Further, what do you do with unsaved changes when closing? If you save them, you run into the issue that perhaps the user didn’t intend to save them. If you don’t save them, the converse problem occurs-perhaps there was a lot of data that needed to be saved. You can’t have the closing procedure ask if information should be saved; that would keep the workbook tied up as surely as keeping it open (and unused) would.

A possible solution is to simply share the workbook. If you enable sharing (as discussed in other ExcelTips), then multiple people can have the same workbook open at the same time. If one of those people leaves it open, then nobody else is inconvenienced because they can still open it and, optionally, make changes in the workbook.

If you decide to go the macro-based route, then the solution is rather simple.
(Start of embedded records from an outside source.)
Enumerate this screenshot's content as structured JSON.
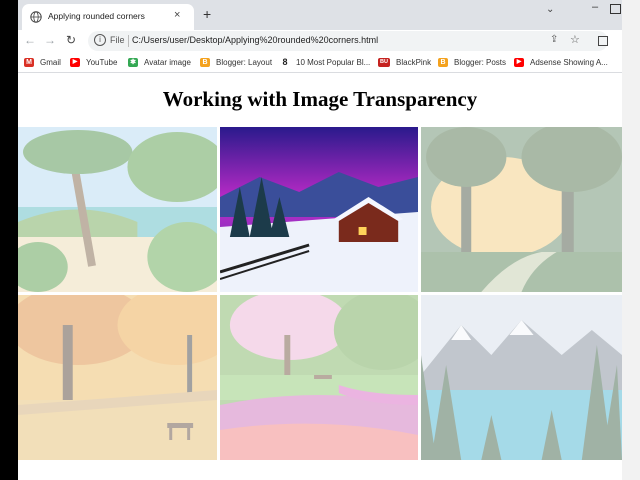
{
  "tab": {
    "title": "Applying rounded corners",
    "close": "×",
    "new_tab": "+"
  },
  "toolbar": {
    "back": "←",
    "forward": "→",
    "reload": "↻",
    "info": "i",
    "file_label": "File",
    "url": "C:/Users/user/Desktop/Applying%20rounded%20corners.html"
  },
  "bookmarks": [
    {
      "label": "Gmail",
      "icon": "gmail-icon",
      "color": "#d93025",
      "glyph": "M"
    },
    {
      "label": "YouTube",
      "icon": "youtube-icon",
      "color": "#ff0000",
      "glyph": "▶"
    },
    {
      "label": "Avatar image",
      "icon": "pinwheel-icon",
      "color": "#34a853",
      "glyph": "✱"
    },
    {
      "label": "Blogger: Layout",
      "icon": "blogger-icon",
      "color": "#f4a21e",
      "glyph": "B"
    },
    {
      "label": "10 Most Popular Bl...",
      "icon": "link-icon",
      "color": "#222222",
      "glyph": "8"
    },
    {
      "label": "BlackPink",
      "icon": "bu-icon",
      "color": "#c5221f",
      "glyph": "BU"
    },
    {
      "label": "Blogger: Posts",
      "icon": "blogger-icon",
      "color": "#f4a21e",
      "glyph": "B"
    },
    {
      "label": "Adsense Showing A...",
      "icon": "youtube-icon",
      "color": "#ff0000",
      "glyph": "▶"
    }
  ],
  "page": {
    "heading": "Working with Image Transparency"
  },
  "gallery": [
    {
      "scene": "tropical-beach",
      "opacity": 0.42
    },
    {
      "scene": "snowy-cabin",
      "opacity": 1.0
    },
    {
      "scene": "misty-forest",
      "opacity": 0.42
    },
    {
      "scene": "autumn-park",
      "opacity": 0.42
    },
    {
      "scene": "flower-garden",
      "opacity": 0.42
    },
    {
      "scene": "mountain-lake",
      "opacity": 0.42
    }
  ]
}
You need some sort of timer structure (easily implemented through use of the OnTime method) and some way to check to see if someone is doing something in the workbook.

To start, add the following code to a standard macro module. Note that there are three routines to be added:
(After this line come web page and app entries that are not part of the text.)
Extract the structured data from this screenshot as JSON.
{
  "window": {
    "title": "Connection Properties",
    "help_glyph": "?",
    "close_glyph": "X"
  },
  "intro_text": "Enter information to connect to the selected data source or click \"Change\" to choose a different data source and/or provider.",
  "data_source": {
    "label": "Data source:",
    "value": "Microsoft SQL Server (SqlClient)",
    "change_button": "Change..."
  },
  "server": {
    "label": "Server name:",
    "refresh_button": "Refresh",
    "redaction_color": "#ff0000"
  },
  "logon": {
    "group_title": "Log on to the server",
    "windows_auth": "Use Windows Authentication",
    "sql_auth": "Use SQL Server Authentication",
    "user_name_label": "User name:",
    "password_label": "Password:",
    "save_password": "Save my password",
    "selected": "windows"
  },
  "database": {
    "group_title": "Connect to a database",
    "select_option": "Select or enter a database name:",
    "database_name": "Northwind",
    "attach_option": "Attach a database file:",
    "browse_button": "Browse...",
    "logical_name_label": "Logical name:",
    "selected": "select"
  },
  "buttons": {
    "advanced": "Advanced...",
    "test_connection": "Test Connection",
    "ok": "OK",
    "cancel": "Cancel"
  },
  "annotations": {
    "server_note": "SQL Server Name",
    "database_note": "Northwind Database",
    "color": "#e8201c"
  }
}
Dim DownTime As Date

Sub SetTimer()
    DownTime = Now + TimeValue("01:00:00")
    Application.OnTime EarliestTime:=DownTime, _
      Procedure = "ShutDown", Schedule:=True
End Sub
Sub StopTimer()
    On Error Resume Next
    Application.OnTime EarliestTime:=DownTime, _
      Procedure:="ShutDown", Schedule:=False
 End Sub
Sub ShutDown()
    Application.DisplayAlerts = False
    With ThisWorkbook
        .Saved = True
        .Close
    End With
End Sub
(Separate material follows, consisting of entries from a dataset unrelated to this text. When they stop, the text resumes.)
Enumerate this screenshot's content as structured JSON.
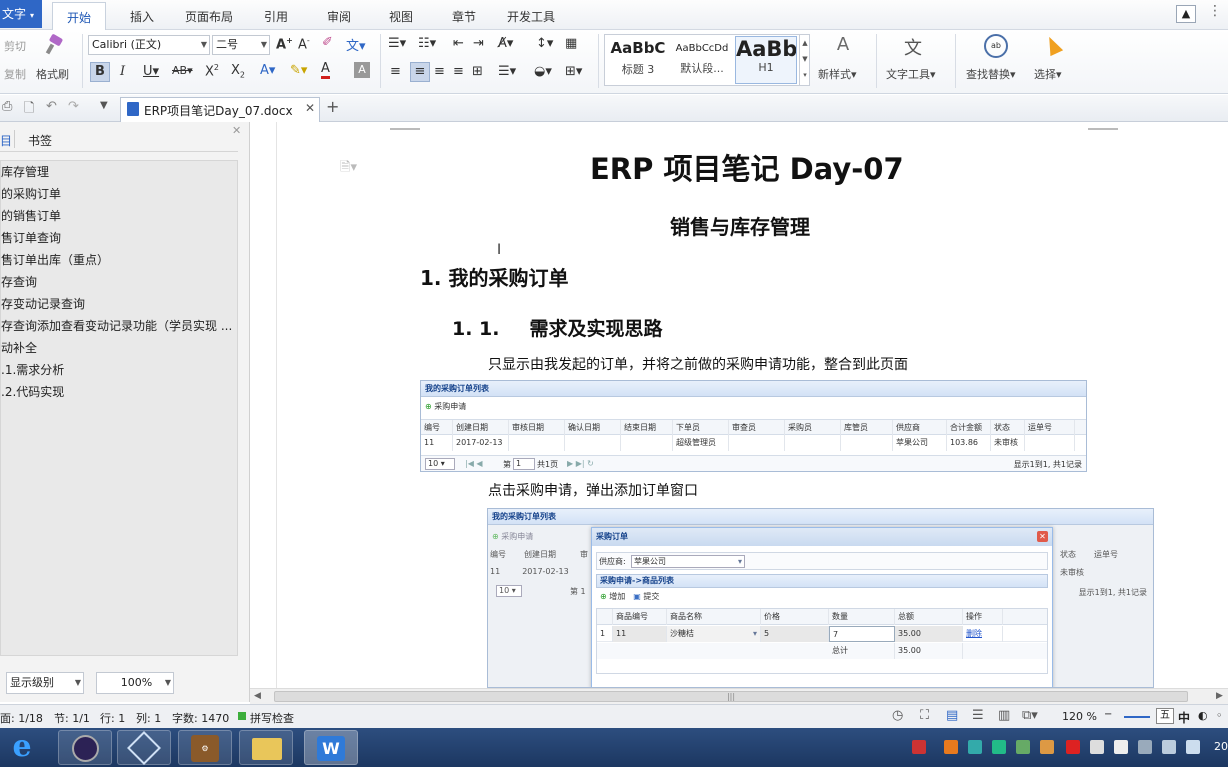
{
  "app": {
    "label": "文字",
    "accent": "#2f67c6"
  },
  "ribbon_tabs": [
    "开始",
    "插入",
    "页面布局",
    "引用",
    "审阅",
    "视图",
    "章节",
    "开发工具"
  ],
  "active_tab": "开始",
  "clipboard": {
    "cut": "剪切",
    "copy": "复制",
    "format_painter": "格式刷"
  },
  "font": {
    "name": "Calibri (正文)",
    "size": "二号"
  },
  "styles": [
    {
      "preview": "AaBbC",
      "name": "标题 3"
    },
    {
      "preview": "AaBbCcDd",
      "name": "默认段..."
    },
    {
      "preview": "AaBb",
      "name": "H1"
    }
  ],
  "ribbon_right": {
    "new_style": "新样式",
    "text_tools": "文字工具",
    "find_replace": "查找替换",
    "select": "选择"
  },
  "doc_tab": {
    "filename": "ERP项目笔记Day_07.docx"
  },
  "nav": {
    "tabs": [
      "目",
      "书签"
    ],
    "items": [
      "库存管理",
      "的采购订单",
      "的销售订单",
      "售订单查询",
      "售订单出库（重点）",
      "存查询",
      "存变动记录查询",
      "存查询添加查看变动记录功能（学员实现 ...",
      "动补全",
      ".1.需求分析",
      ".2.代码实现"
    ],
    "level_select": "显示级别",
    "zoom_select": "100%"
  },
  "document": {
    "title": "ERP 项目笔记  Day-07",
    "subtitle": "销售与库存管理",
    "heading1": "1.  我的采购订单",
    "heading2_num": "1. 1.",
    "heading2": "需求及实现思路",
    "para1": "只显示由我发起的订单，并将之前做的采购申请功能，整合到此页面",
    "para2": "点击采购申请，弹出添加订单窗口"
  },
  "shot1": {
    "title": "我的采购订单列表",
    "toolbar": "采购申请",
    "headers": [
      "编号",
      "创建日期",
      "审核日期",
      "确认日期",
      "结束日期",
      "下单员",
      "审查员",
      "采购员",
      "库管员",
      "供应商",
      "合计金额",
      "状态",
      "运单号"
    ],
    "row": [
      "11",
      "2017-02-13",
      "",
      "",
      "",
      "超级管理员",
      "",
      "",
      "",
      "苹果公司",
      "103.86",
      "未审核",
      ""
    ],
    "pager": {
      "size": "10",
      "page_label": "第",
      "page": "1",
      "total": "共1页",
      "info": "显示1到1, 共1记录"
    }
  },
  "shot2": {
    "title": "我的采购订单列表",
    "toolbar": "采购申请",
    "headers_left": [
      "编号",
      "创建日期",
      "审"
    ],
    "row_left": [
      "11",
      "2017-02-13"
    ],
    "headers_right": [
      "状态",
      "运单号"
    ],
    "row_right": [
      "未审核"
    ],
    "pager_size": "10",
    "pager_page": "第 1",
    "pager_info": "显示1到1, 共1记录",
    "dialog": {
      "title": "采购订单",
      "supplier_label": "供应商:",
      "supplier_value": "苹果公司",
      "section": "采购申请->商品列表",
      "add": "增加",
      "submit": "提交",
      "headers": [
        "商品编号",
        "商品名称",
        "价格",
        "数量",
        "总额",
        "操作"
      ],
      "row": {
        "num": "1",
        "code": "11",
        "name": "沙糖桔",
        "price": "5",
        "qty": "7",
        "total": "35.00",
        "op": "删除"
      },
      "sum_label": "总计",
      "sum_value": "35.00"
    }
  },
  "status": {
    "page": "面: 1/18",
    "section": "节: 1/1",
    "line": "行: 1",
    "col": "列: 1",
    "words": "字数: 1470",
    "spell": "拼写检查",
    "zoom": "120 %"
  },
  "tray": {
    "time": "20",
    "ime": "中"
  }
}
These three routines are fairly straightforward. The first two respectively turn on the timer and turn it off. Note that these routines utilize the DownTime variable, which is declared outside of any of the routines. In this way its contents can be utilized in multiple routines.

The third routine, ShutDown, is the one that actually closes the workbook. It is only invoked if the OnTime method expires, at the end of an hour. It closes the workbook without saving any changes that may have been made.

The next routines (there are four of them) need to be added to the ThisWorkbook object. Open the VBA Editor and double-click on the ThisWorkbook object in the Project Explorer. In the code window that Excel opens, place these routines:

Private Sub Workbook_Open()
    Call SetTimer
End Sub
Private Sub Workbook_BeforeClose(Cancel As Boolean)
    Call StopTimer
End Sub
Private Sub Workbook_SheetCalculate(ByVal Sh As Object)
    Call StopTimer
    Call SetTimer
End Sub
Private Sub Workbook_SheetSelectionChange(ByVal Sh As Object, _
  ByVal Target As Excel.Range)
    Call StopTimer
    Call SetTimer
End Sub

The first two routines are triggered when the workbook is opened and when it is closed; they start the timer and turn it off. The other two routines are executed automatically whenever a worksheet is recalculated or whenever someone makes a selection in the workbook. Both are good indicators that someone is using the workbook (it is not inactively open). They stop the timer and then restart it, so that the one-hour countdown starts over.

There is a downside to using a set of macros such as these: you effectively eliminate Excel’s Undo capability. When a macro is executed, the Undo stack is automatically wiped out by Excel. Since macros are running with every change made in the workbook, the person’s changes cannot be undone. (There is no way to get around this drawback.)

Another problem is that macros can only be stored in macro-enabled workbooks. Thus, the macro-based solution will not work for regular XLSX files, as they don’t allow macros within them. In that case you are limited to non-macro solutions, such as turning on workbook sharing.